In your personal statement, make sure you summarise:
CV example personal statement: ‘I am a recent graduate with a 2:1 in History from Leeds University seeking a graduate role in education. During my time at university, I developed excellent time-keeping and problem-solving skills. I work well under pressure and am passionate about supporting others in understanding the subject. As well as the above skills I have experience mentoring first-year students in study skills.’
Using the right vocabulary in your CV will help give it that boost to stand out from the pile. Have a look into keywords that are linked to your chosen role and subject specialism, e.g. primary KS2, secondary science, SEN TA. Using relevant terms will help your CV to be found through online searches.
During your time at university, extra-curricular activity or volunteer work experience it is likely that you will have developed and used a wide range of useful skills. Make sure you refer to these and demonstrate where and when you used them:
We’re not necessarily talking about your love of travel or passion for pot plants here. Importantly, when including your interests in a graduate teaching CV, make sure they are relevant to a school and could potentially be brought in to inspire students.
Schools are very interested in having a diverse & interesting staff team to spark pupils’ imagination in a variety of different ways. If you have a love for learning languages, are mad about musicals or get a kick out of sport, running or environmental issues curiosity and conversation is likely to be sparked at the interview stage.
Make sure you include an explanation for any gaps in your education history. For example, ‘time at home due to caring responsibilities’ ‘break from education due to time spent travelling’.

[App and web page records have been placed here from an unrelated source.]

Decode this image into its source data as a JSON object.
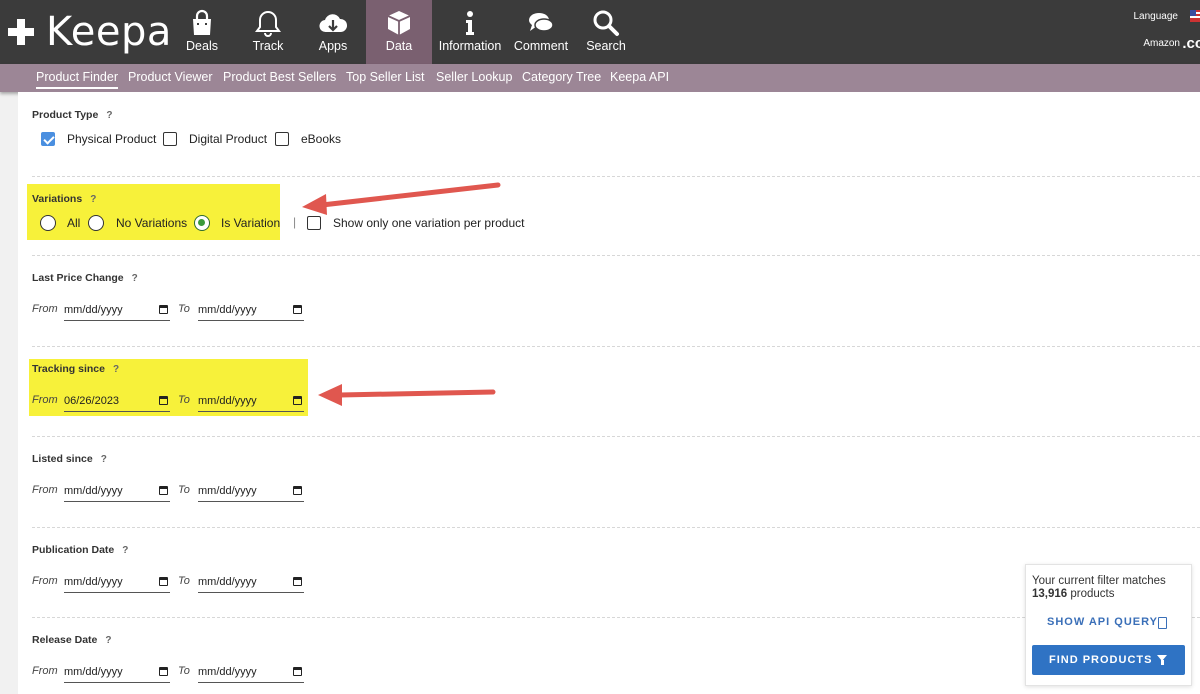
{
  "header": {
    "brand": "Keepa",
    "nav": [
      {
        "label": "Deals",
        "icon": "shopping-bag-icon"
      },
      {
        "label": "Track",
        "icon": "bell-icon"
      },
      {
        "label": "Apps",
        "icon": "cloud-download-icon"
      },
      {
        "label": "Data",
        "icon": "box-icon"
      },
      {
        "label": "Information",
        "icon": "info-icon"
      },
      {
        "label": "Comment",
        "icon": "comments-icon"
      },
      {
        "label": "Search",
        "icon": "search-icon"
      }
    ],
    "active_nav": "Data",
    "language_label": "Language",
    "amazon_label": "Amazon",
    "domain_suffix": ".co"
  },
  "subnav": [
    "Product Finder",
    "Product Viewer",
    "Product Best Sellers",
    "Top Seller List",
    "Seller Lookup",
    "Category Tree",
    "Keepa API"
  ],
  "active_subnav": "Product Finder",
  "filters": {
    "product_type": {
      "label": "Product Type",
      "help": "?",
      "options": [
        {
          "label": "Physical Product",
          "checked": true
        },
        {
          "label": "Digital Product",
          "checked": false
        },
        {
          "label": "eBooks",
          "checked": false
        }
      ]
    },
    "variations": {
      "label": "Variations",
      "help": "?",
      "options": [
        {
          "label": "All",
          "selected": false
        },
        {
          "label": "No Variations",
          "selected": false
        },
        {
          "label": "Is Variation",
          "selected": true
        }
      ],
      "separator": "|",
      "one_per_product_label": "Show only one variation per product",
      "one_per_product_checked": false
    },
    "date_from_label": "From",
    "date_to_label": "To",
    "date_placeholder": "mm/dd/yyyy",
    "last_price_change": {
      "label": "Last Price Change",
      "help": "?",
      "from": "mm/dd/yyyy",
      "to": "mm/dd/yyyy"
    },
    "tracking_since": {
      "label": "Tracking since",
      "help": "?",
      "from": "06/26/2023",
      "to": "mm/dd/yyyy"
    },
    "listed_since": {
      "label": "Listed since",
      "help": "?",
      "from": "mm/dd/yyyy",
      "to": "mm/dd/yyyy"
    },
    "publication_date": {
      "label": "Publication Date",
      "help": "?",
      "from": "mm/dd/yyyy",
      "to": "mm/dd/yyyy"
    },
    "release_date": {
      "label": "Release Date",
      "help": "?",
      "from": "mm/dd/yyyy",
      "to": "mm/dd/yyyy"
    }
  },
  "match": {
    "text": "Your current filter matches",
    "count": "13,916",
    "unit": "products",
    "show_api_query": "SHOW API QUERY",
    "find_products": "FIND PRODUCTS"
  },
  "colors": {
    "topbar": "#3b3b3b",
    "active_nav": "#7a6070",
    "subnav": "#9c8696",
    "highlight": "#f7f13a",
    "annotation_arrow": "#e0574f",
    "primary_button": "#2f73c4"
  }
}
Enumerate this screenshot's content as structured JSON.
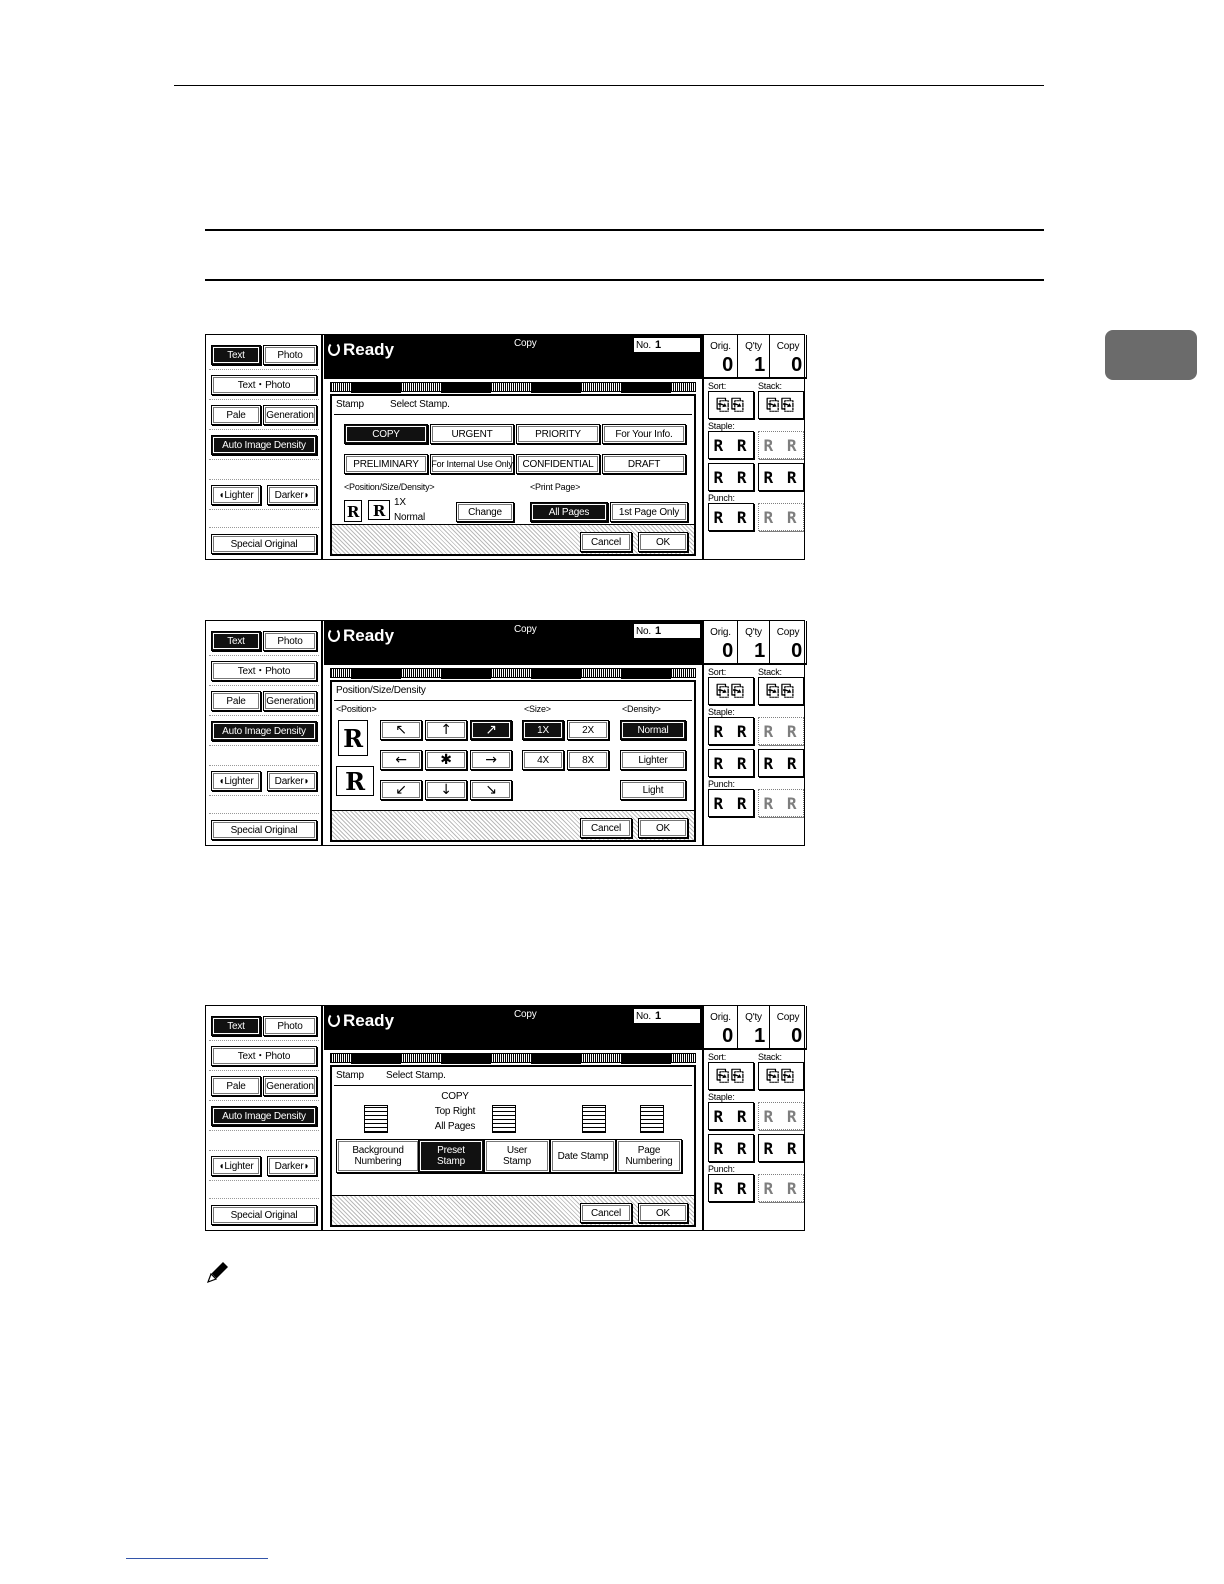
{
  "panel_common": {
    "text": "Text",
    "photo": "Photo",
    "text_photo": "Text・Photo",
    "pale": "Pale",
    "generation": "Generation",
    "auto_image_density": "Auto Image Density",
    "lighter": "◖Lighter",
    "darker": "Darker◗",
    "special_original": "Special Original",
    "ready": "Ready",
    "copy": "Copy",
    "no_label": "No.",
    "no_value": "1",
    "orig_label": "Orig.",
    "orig_value": "0",
    "qty_label": "Q'ty",
    "qty_value": "1",
    "copy_label": "Copy",
    "copy_value": "0",
    "sort": "Sort:",
    "stack": "Stack:",
    "staple": "Staple:",
    "punch": "Punch:",
    "cancel": "Cancel",
    "ok": "OK"
  },
  "panel1": {
    "title": "Stamp",
    "subtitle": "Select Stamp.",
    "stamps_row1": [
      "COPY",
      "URGENT",
      "PRIORITY",
      "For Your Info."
    ],
    "stamps_row2": [
      "PRELIMINARY",
      "For Internal Use Only",
      "CONFIDENTIAL",
      "DRAFT"
    ],
    "position_label": "<Position/Size/Density>",
    "size_value": "1X",
    "density_value": "Normal",
    "change": "Change",
    "print_page_label": "<Print Page>",
    "all_pages": "All Pages",
    "first_page_only": "1st Page Only"
  },
  "panel2": {
    "title": "Position/Size/Density",
    "position_label": "<Position>",
    "size_label": "<Size>",
    "density_label": "<Density>",
    "arrows": [
      "↖",
      "↑",
      "↗",
      "←",
      "✱",
      "→",
      "↙",
      "↓",
      "↘"
    ],
    "sizes": [
      "1X",
      "2X",
      "4X",
      "8X"
    ],
    "densities": [
      "Normal",
      "Lighter",
      "Light"
    ]
  },
  "panel3": {
    "title": "Stamp",
    "subtitle": "Select Stamp.",
    "preset_info": [
      "COPY",
      "Top Right",
      "All Pages"
    ],
    "types": [
      "Background\nNumbering",
      "Preset\nStamp",
      "User\nStamp",
      "Date Stamp",
      "Page\nNumbering"
    ]
  }
}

Leaving any blanks will be picked up by schools and could be flagged as a safeguarding concern, so check through for a steady flow of dates. If you have progressed straight from school into university then this is unlikely to be an issue. However, make sure to mention any productive activity that you kept busy with during the summer holidays.
Thank you for reading Prospero’s ‘CV Writing Advice for Graduates and NQTs.’ We hope you find it helpful in writing your first graduate teaching CV. To summarise:
As a recent graduate you have a lot to offer schools. If you are keen and enthusiastic you will be in high demand.
You could find graduate opportunities in education linked to your degree specialism (especially in maths, science, English and humanities). Your knowledge in these curriculum areas could be used to support 1:1 sessions in your subject specialty.
Your recent experience in taking exams will be beneficial to the role. It’s likely that practicing ‘exam technique’ and tackling exam questions with your group will form part of your sessions. Breaking questions down, revising key info to gain ‘easy marks’ and familiarising students with different question types helps build confidence in students. These skills are necessary for students whether taking their KS2 SATs or their GCSEs.